-- RECORDS FOR THIS TASK follows --

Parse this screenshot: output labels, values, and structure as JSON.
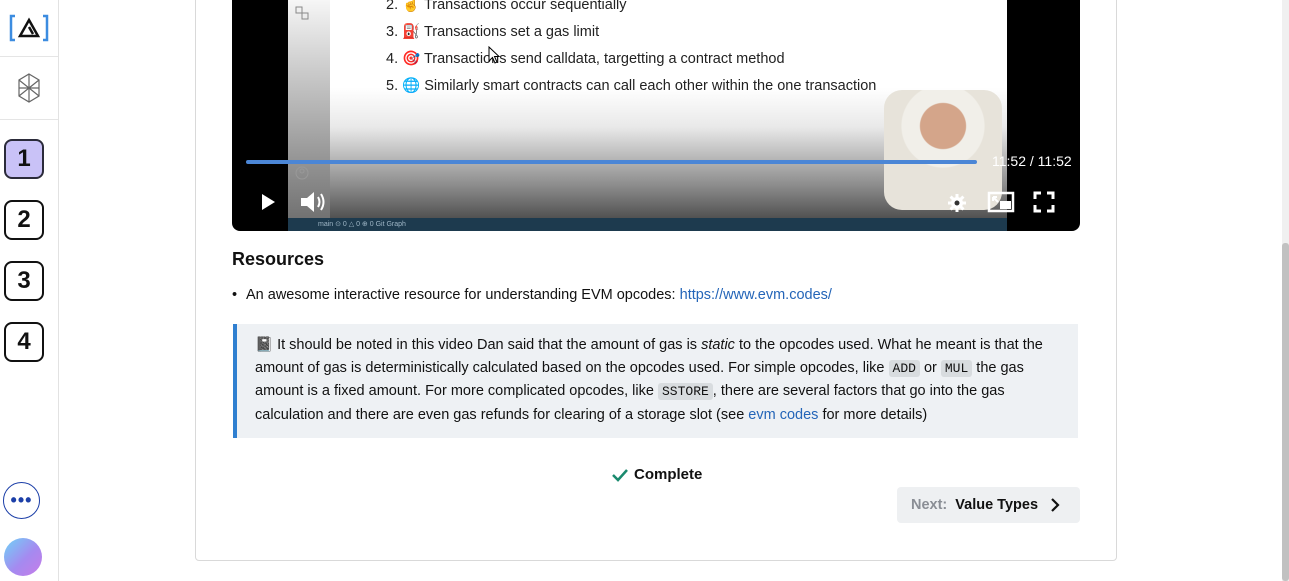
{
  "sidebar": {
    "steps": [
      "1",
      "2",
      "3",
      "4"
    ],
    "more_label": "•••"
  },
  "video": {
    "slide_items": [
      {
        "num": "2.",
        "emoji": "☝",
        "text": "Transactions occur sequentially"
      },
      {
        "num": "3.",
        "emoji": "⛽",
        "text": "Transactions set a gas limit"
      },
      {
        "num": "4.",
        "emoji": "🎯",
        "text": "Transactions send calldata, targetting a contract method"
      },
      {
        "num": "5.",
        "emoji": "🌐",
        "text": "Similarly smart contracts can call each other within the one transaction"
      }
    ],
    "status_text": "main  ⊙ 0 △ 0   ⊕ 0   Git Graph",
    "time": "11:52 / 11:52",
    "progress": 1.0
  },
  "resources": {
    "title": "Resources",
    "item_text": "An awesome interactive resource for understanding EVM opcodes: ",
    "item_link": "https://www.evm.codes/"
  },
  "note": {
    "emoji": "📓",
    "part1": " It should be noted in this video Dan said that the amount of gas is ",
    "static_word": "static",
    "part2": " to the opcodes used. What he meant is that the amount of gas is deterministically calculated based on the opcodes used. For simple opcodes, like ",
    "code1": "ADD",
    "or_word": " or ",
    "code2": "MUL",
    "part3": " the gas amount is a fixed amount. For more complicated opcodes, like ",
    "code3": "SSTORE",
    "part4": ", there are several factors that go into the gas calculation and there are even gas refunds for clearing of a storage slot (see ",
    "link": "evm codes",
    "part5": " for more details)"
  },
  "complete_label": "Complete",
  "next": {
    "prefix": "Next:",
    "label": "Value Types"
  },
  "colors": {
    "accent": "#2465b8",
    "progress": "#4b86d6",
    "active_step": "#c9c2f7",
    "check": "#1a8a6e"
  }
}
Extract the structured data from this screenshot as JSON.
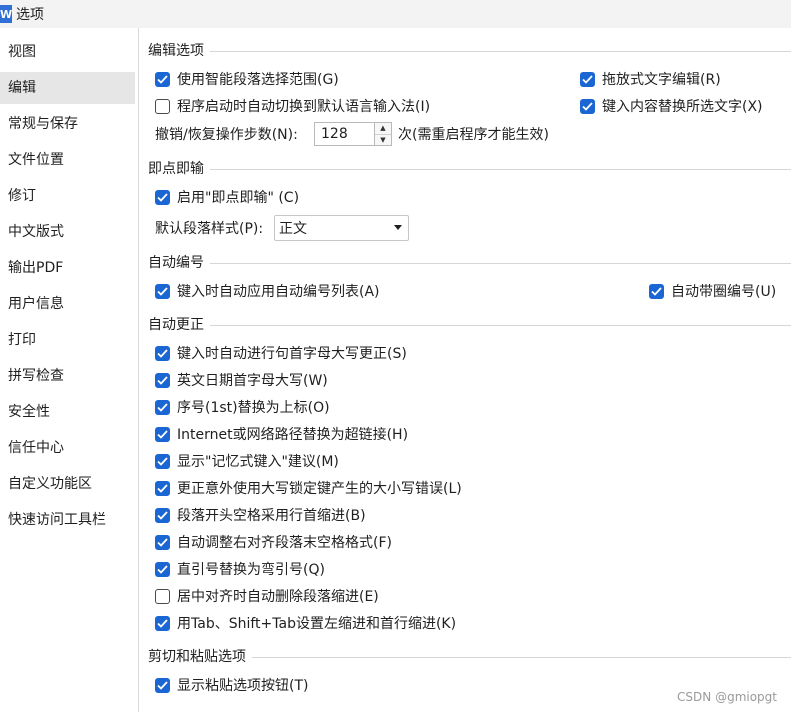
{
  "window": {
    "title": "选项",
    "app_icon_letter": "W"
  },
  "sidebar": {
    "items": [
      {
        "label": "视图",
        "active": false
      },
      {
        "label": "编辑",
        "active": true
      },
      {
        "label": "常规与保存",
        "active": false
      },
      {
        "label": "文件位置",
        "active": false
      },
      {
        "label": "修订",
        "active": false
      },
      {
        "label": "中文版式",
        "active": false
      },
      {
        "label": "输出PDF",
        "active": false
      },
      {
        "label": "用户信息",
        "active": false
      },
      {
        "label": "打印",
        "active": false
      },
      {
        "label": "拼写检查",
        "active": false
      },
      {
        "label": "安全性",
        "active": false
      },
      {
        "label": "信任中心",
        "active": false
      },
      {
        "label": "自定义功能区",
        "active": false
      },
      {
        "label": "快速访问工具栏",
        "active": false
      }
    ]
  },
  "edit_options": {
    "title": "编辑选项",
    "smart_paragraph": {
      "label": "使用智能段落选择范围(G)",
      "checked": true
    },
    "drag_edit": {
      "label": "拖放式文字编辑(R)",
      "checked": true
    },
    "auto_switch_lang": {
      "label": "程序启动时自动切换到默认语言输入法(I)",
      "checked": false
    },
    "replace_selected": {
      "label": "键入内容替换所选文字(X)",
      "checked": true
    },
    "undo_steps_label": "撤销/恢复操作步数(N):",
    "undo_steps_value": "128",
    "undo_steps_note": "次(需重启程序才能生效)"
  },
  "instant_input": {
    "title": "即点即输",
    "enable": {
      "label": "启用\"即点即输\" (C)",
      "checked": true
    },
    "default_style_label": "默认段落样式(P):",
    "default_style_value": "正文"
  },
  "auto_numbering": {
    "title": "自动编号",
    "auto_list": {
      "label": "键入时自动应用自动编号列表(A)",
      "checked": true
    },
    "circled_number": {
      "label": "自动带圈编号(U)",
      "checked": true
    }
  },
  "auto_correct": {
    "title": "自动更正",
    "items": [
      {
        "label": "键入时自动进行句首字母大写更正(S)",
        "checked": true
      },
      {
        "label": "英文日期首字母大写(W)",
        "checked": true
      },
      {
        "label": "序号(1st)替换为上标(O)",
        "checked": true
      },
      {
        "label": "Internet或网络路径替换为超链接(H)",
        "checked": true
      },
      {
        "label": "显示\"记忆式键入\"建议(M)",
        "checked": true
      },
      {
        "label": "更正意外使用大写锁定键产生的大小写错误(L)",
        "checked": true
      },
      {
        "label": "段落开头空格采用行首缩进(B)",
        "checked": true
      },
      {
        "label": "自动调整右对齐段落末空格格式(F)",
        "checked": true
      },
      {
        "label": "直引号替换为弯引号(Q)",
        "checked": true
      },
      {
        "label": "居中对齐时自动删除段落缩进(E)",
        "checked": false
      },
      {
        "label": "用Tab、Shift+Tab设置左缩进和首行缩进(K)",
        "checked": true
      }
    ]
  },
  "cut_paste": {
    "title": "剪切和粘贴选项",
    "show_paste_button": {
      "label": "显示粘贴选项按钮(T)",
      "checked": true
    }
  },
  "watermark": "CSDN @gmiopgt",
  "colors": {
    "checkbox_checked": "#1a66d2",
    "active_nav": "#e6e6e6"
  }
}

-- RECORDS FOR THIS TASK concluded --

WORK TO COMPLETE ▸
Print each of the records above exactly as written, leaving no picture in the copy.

WRITTEN SOLUTION ▸
Parse this screenshot: output labels, values, and structure as JSON.
{
  "sidebar": {
    "steps": [
      "1",
      "2",
      "3",
      "4"
    ],
    "more_label": "•••"
  },
  "video": {
    "slide_items": [
      {
        "num": "2.",
        "emoji": "☝",
        "text": "Transactions occur sequentially"
      },
      {
        "num": "3.",
        "emoji": "⛽",
        "text": "Transactions set a gas limit"
      },
      {
        "num": "4.",
        "emoji": "🎯",
        "text": "Transactions send calldata, targetting a contract method"
      },
      {
        "num": "5.",
        "emoji": "🌐",
        "text": "Similarly smart contracts can call each other within the one transaction"
      }
    ],
    "status_text": "main  ⊙ 0 △ 0   ⊕ 0   Git Graph",
    "time": "11:52 / 11:52",
    "progress": 1.0
  },
  "resources": {
    "title": "Resources",
    "item_text": "An awesome interactive resource for understanding EVM opcodes: ",
    "item_link": "https://www.evm.codes/"
  },
  "note": {
    "emoji": "📓",
    "part1": " It should be noted in this video Dan said that the amount of gas is ",
    "static_word": "static",
    "part2": " to the opcodes used. What he meant is that the amount of gas is deterministically calculated based on the opcodes used. For simple opcodes, like ",
    "code1": "ADD",
    "or_word": " or ",
    "code2": "MUL",
    "part3": " the gas amount is a fixed amount. For more complicated opcodes, like ",
    "code3": "SSTORE",
    "part4": ", there are several factors that go into the gas calculation and there are even gas refunds for clearing of a storage slot (see ",
    "link": "evm codes",
    "part5": " for more details)"
  },
  "complete_label": "Complete",
  "next": {
    "prefix": "Next:",
    "label": "Value Types"
  },
  "colors": {
    "accent": "#2465b8",
    "progress": "#4b86d6",
    "active_step": "#c9c2f7",
    "check": "#1a8a6e"
  }
}
Extract the structured data from this screenshot as JSON.
{
  "window": {
    "title": "选项",
    "app_icon_letter": "W"
  },
  "sidebar": {
    "items": [
      {
        "label": "视图",
        "active": false
      },
      {
        "label": "编辑",
        "active": true
      },
      {
        "label": "常规与保存",
        "active": false
      },
      {
        "label": "文件位置",
        "active": false
      },
      {
        "label": "修订",
        "active": false
      },
      {
        "label": "中文版式",
        "active": false
      },
      {
        "label": "输出PDF",
        "active": false
      },
      {
        "label": "用户信息",
        "active": false
      },
      {
        "label": "打印",
        "active": false
      },
      {
        "label": "拼写检查",
        "active": false
      },
      {
        "label": "安全性",
        "active": false
      },
      {
        "label": "信任中心",
        "active": false
      },
      {
        "label": "自定义功能区",
        "active": false
      },
      {
        "label": "快速访问工具栏",
        "active": false
      }
    ]
  },
  "edit_options": {
    "title": "编辑选项",
    "smart_paragraph": {
      "label": "使用智能段落选择范围(G)",
      "checked": true
    },
    "drag_edit": {
      "label": "拖放式文字编辑(R)",
      "checked": true
    },
    "auto_switch_lang": {
      "label": "程序启动时自动切换到默认语言输入法(I)",
      "checked": false
    },
    "replace_selected": {
      "label": "键入内容替换所选文字(X)",
      "checked": true
    },
    "undo_steps_label": "撤销/恢复操作步数(N):",
    "undo_steps_value": "128",
    "undo_steps_note": "次(需重启程序才能生效)"
  },
  "instant_input": {
    "title": "即点即输",
    "enable": {
      "label": "启用\"即点即输\" (C)",
      "checked": true
    },
    "default_style_label": "默认段落样式(P):",
    "default_style_value": "正文"
  },
  "auto_numbering": {
    "title": "自动编号",
    "auto_list": {
      "label": "键入时自动应用自动编号列表(A)",
      "checked": true
    },
    "circled_number": {
      "label": "自动带圈编号(U)",
      "checked": true
    }
  },
  "auto_correct": {
    "title": "自动更正",
    "items": [
      {
        "label": "键入时自动进行句首字母大写更正(S)",
        "checked": true
      },
      {
        "label": "英文日期首字母大写(W)",
        "checked": true
      },
      {
        "label": "序号(1st)替换为上标(O)",
        "checked": true
      },
      {
        "label": "Internet或网络路径替换为超链接(H)",
        "checked": true
      },
      {
        "label": "显示\"记忆式键入\"建议(M)",
        "checked": true
      },
      {
        "label": "更正意外使用大写锁定键产生的大小写错误(L)",
        "checked": true
      },
      {
        "label": "段落开头空格采用行首缩进(B)",
        "checked": true
      },
      {
        "label": "自动调整右对齐段落末空格格式(F)",
        "checked": true
      },
      {
        "label": "直引号替换为弯引号(Q)",
        "checked": true
      },
      {
        "label": "居中对齐时自动删除段落缩进(E)",
        "checked": false
      },
      {
        "label": "用Tab、Shift+Tab设置左缩进和首行缩进(K)",
        "checked": true
      }
    ]
  },
  "cut_paste": {
    "title": "剪切和粘贴选项",
    "show_paste_button": {
      "label": "显示粘贴选项按钮(T)",
      "checked": true
    }
  },
  "watermark": "CSDN @gmiopgt",
  "colors": {
    "checkbox_checked": "#1a66d2",
    "active_nav": "#e6e6e6"
  }
}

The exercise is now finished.